  • Sahana & Open Street Maps
    Sahana leverages better data available from Open Street Maps in its own libraries of data and mapping client.
    Sahana and Open Street Maps are coordinating on a common humanitarian information data model.
    Sahana can import and export data to Open Street Maps
  • 66. The Google Maps View of Jalalabad, Afghanistan
  • 67.
  • 68. The Google Maps View of Jalalabad, Afghanistan
  • 69. The Open Street Maps View of Jalalabad, Afghanistan
  • 70. OSM Crisis Mapping in Haiti
  • 71. Google Maps: Port au Prince10 May 2010
  • 72. Open Street Maps: Port au Prince10 May 2010
  • 73.
  • 74. Haiti Earthquake Response
  • 75.
  • 76.
  • 77.
  • 78.
  • 79.
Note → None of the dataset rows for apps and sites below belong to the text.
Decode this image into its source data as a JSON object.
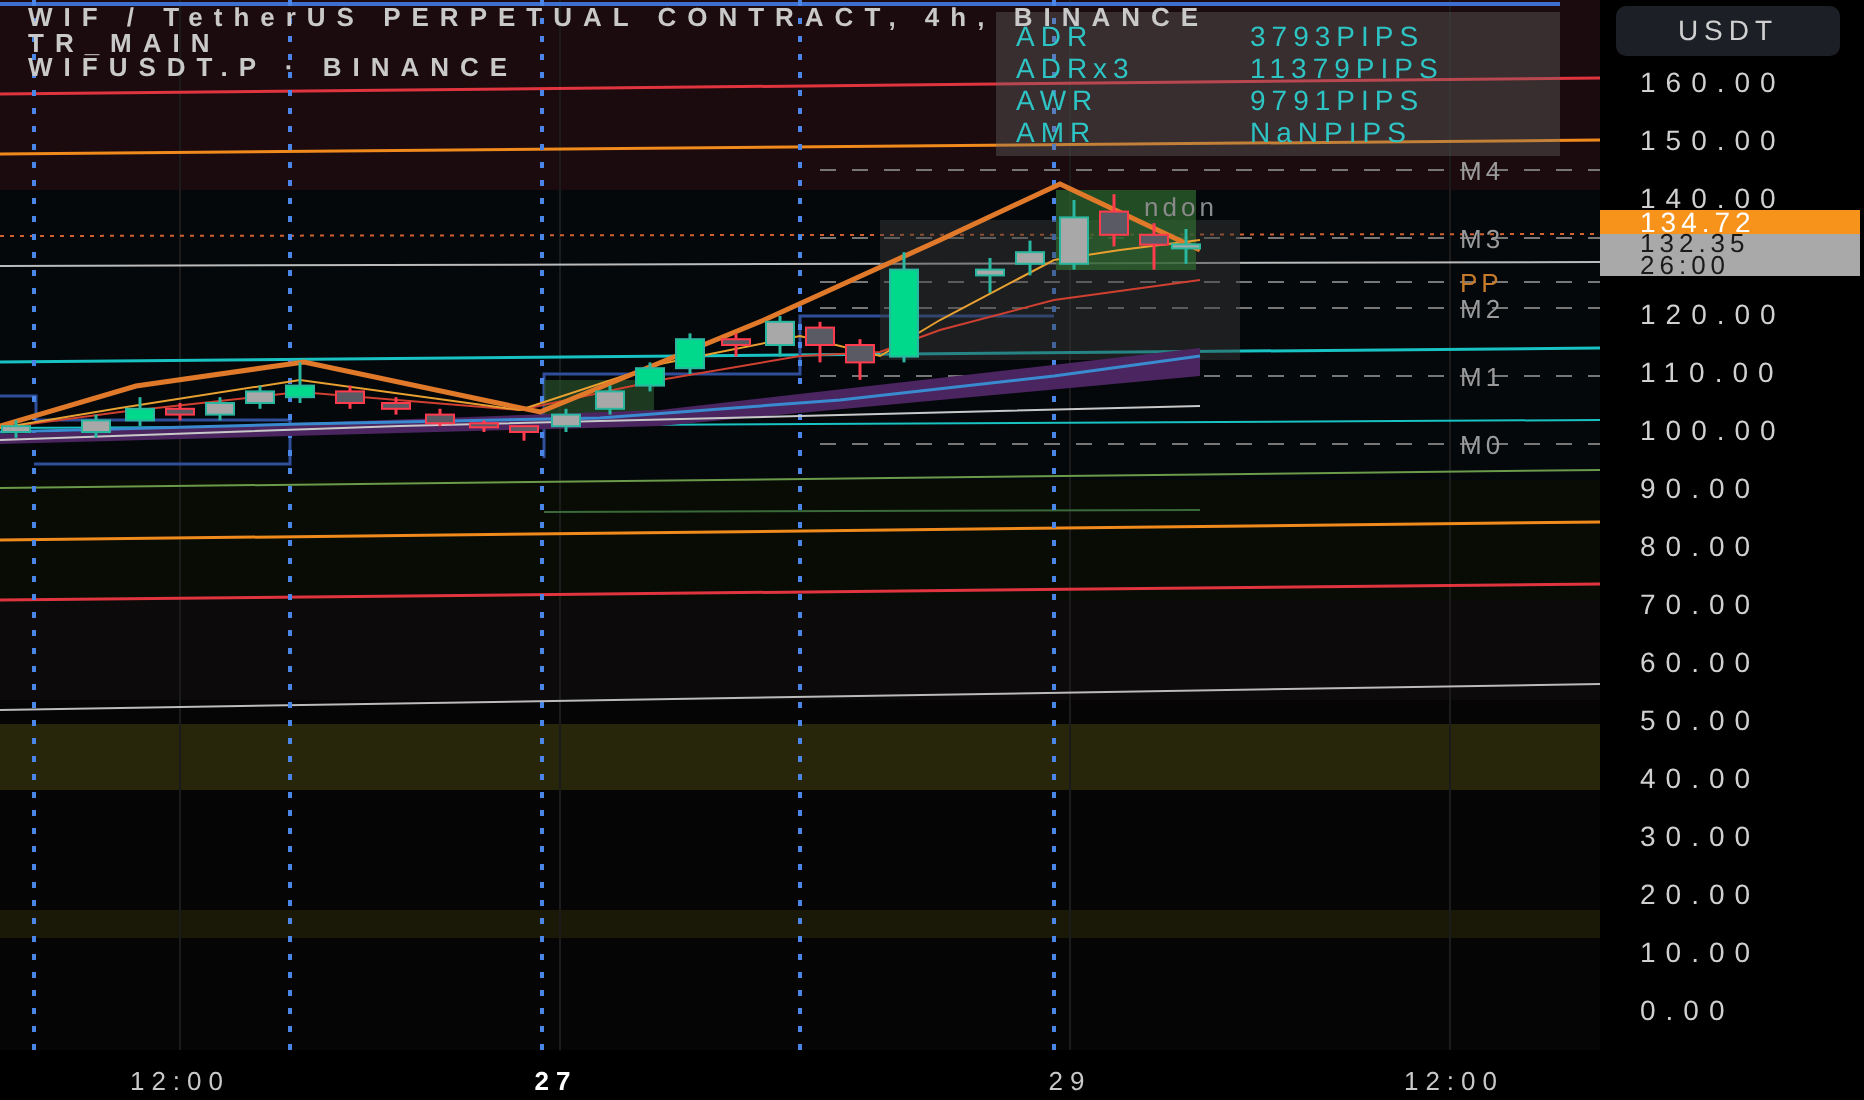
{
  "header": {
    "title": "WIF / TetherUS PERPETUAL CONTRACT, 4h, BINANCE",
    "indicator": "TR_MAIN",
    "symbol": "WIFUSDT.P · BINANCE"
  },
  "range_table": [
    {
      "label": "ADR",
      "value": "3793PIPS"
    },
    {
      "label": "ADRx3",
      "value": "11379PIPS"
    },
    {
      "label": "AWR",
      "value": "9791PIPS"
    },
    {
      "label": "AMR",
      "value": "NaNPIPS"
    }
  ],
  "level_labels": [
    {
      "text": "M4",
      "color": "#9a9a9a"
    },
    {
      "text": "M3",
      "color": "#9a9a9a"
    },
    {
      "text": "PP",
      "color": "#c77a2a"
    },
    {
      "text": "M2",
      "color": "#9a9a9a"
    },
    {
      "text": "M1",
      "color": "#9a9a9a"
    },
    {
      "text": "M0",
      "color": "#9a9a9a"
    }
  ],
  "session_label": "ndon",
  "price_axis": {
    "currency_button": "USDT",
    "labels": [
      "160.00",
      "150.00",
      "140.00",
      "120.00",
      "110.00",
      "100.00",
      "90.00",
      "80.00",
      "70.00",
      "60.00",
      "50.00",
      "40.00",
      "30.00",
      "20.00",
      "10.00",
      "0.00"
    ],
    "last_price": "134.72",
    "price_tag": "132.35",
    "countdown": "26:00"
  },
  "time_axis": {
    "labels": [
      {
        "text": "12:00",
        "bold": false
      },
      {
        "text": "27",
        "bold": true
      },
      {
        "text": "29",
        "bold": false
      },
      {
        "text": "12:00",
        "bold": false
      }
    ]
  }
}
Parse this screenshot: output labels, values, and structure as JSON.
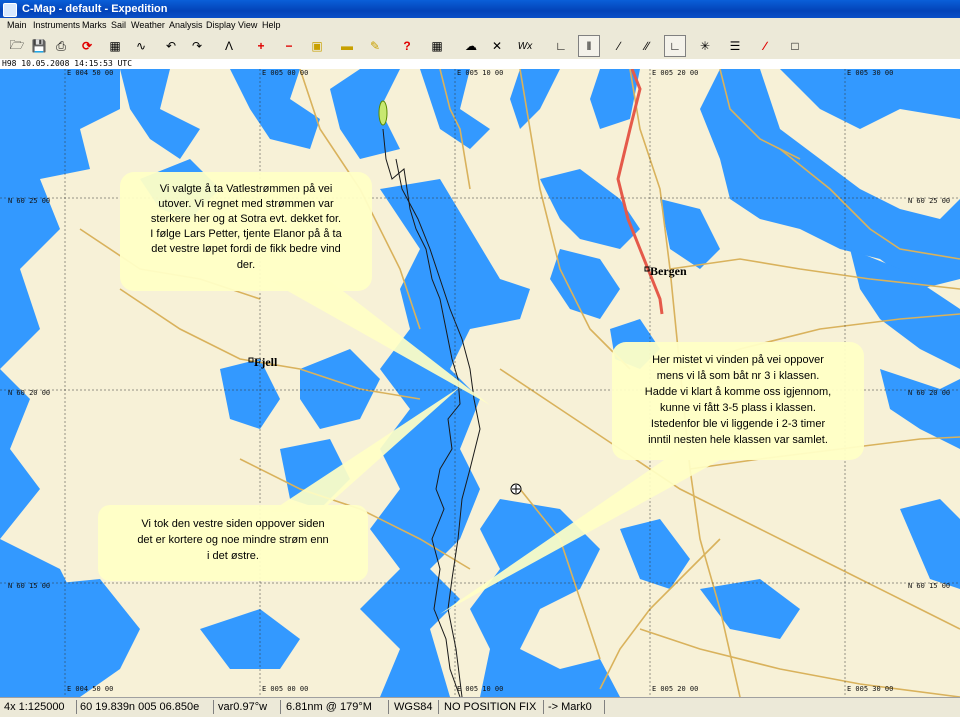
{
  "window": {
    "title": "C-Map - default - Expedition"
  },
  "menu": [
    "Main",
    "Instruments",
    "Marks",
    "Sail",
    "Weather",
    "Analysis",
    "Display",
    "View",
    "Help"
  ],
  "clock": "H98 10.05.2008 14:15:53 UTC",
  "map": {
    "colors": {
      "land": "#f7f1d7",
      "water": "#3399ff",
      "road": "#d9b25c",
      "route": "#e55a4a",
      "track": "#1a1a1a",
      "callout": "#ffffc6"
    },
    "longitude_labels": [
      "E 004 50 00",
      "E 005 00 00",
      "E 005 10 00",
      "E 005 20 00",
      "E 005 30 00"
    ],
    "latitude_labels": [
      "N 60 25 00",
      "N 60 20 00",
      "N 60 15 00"
    ],
    "places": {
      "bergen": "Bergen",
      "fjell": "Fjell"
    },
    "callouts": {
      "vatlestrommen": [
        "Vi valgte å ta Vatlestrømmen på vei",
        "utover. Vi regnet med strømmen var",
        "sterkere her og at Sotra evt. dekket for.",
        "I følge Lars Petter, tjente Elanor på å ta",
        "det vestre løpet fordi de fikk bedre vind",
        "der."
      ],
      "oppover": [
        "Her mistet vi vinden på vei oppover",
        "mens vi lå som båt nr 3 i klassen.",
        "Hadde vi klart å komme oss igjennom,",
        "kunne vi fått 3-5 plass i klassen.",
        "Istedenfor ble vi liggende i 2-3 timer",
        "inntil nesten hele klassen var samlet."
      ],
      "vestre": [
        "Vi tok den vestre siden oppover siden",
        "det er kortere og noe mindre strøm enn",
        "i det østre."
      ]
    }
  },
  "status": {
    "scale": "4x 1:125000",
    "position": "60 19.839n 005 06.850e",
    "variation": "var0.97°w",
    "range_bearing": "6.81nm @ 179°M",
    "datum": "WGS84",
    "fix": "NO POSITION FIX",
    "waypoint": "-> Mark0"
  }
}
  • 80.
  • 81. Open Standards
    Sahana’s REST controller publishes all data:
    GeoRSS / RSS
    EDXL-HAVE (Hospital AVailability Exchange)
    PFIF (Person Finder Interchange Format)
  • 82. Google Person Finder
  • 83.
  • 84. PFIF
    Person Finder Interchange Format
    Supported by Google’s Person Finder Portal at: & widget
    Key to interoperability between systems such as HEPL and Google’s site
  • 85. FOSS Technology Partners
    HFOSS Project – Trinity College
    Open Street Maps
    FortiusOne / Geocommons
    Open Aerial Maps
    Crisis Mappers
    Crisis Commons
    Mindtel / Synergy Strike Force
    Open Solutions Group
  • 86. How can Sahana help you?
    Sahana provides
    a collaborative environment for sharing disaster-related data between organizations.
    a powerful integration platform to leverage and aggregate data from any open data source like Open Street Maps, social networking tools like Twitter, or from cellphones and smartphones.
    a transactional database driven solution for disaster data information management.
    situational awareness through its ability to geographically represent all available data.
  • 87. SahanaA Global Free and Open Source Project
    Freedom to use, analyze, modify and re-distribute
    Available for everybody at no cost
    Open for research and development
    Collaboratively developed by a Global community
    Mark Prutsalis, President & CEO
    Sahana Software Foundation
    @SahanaFOSS #Sahana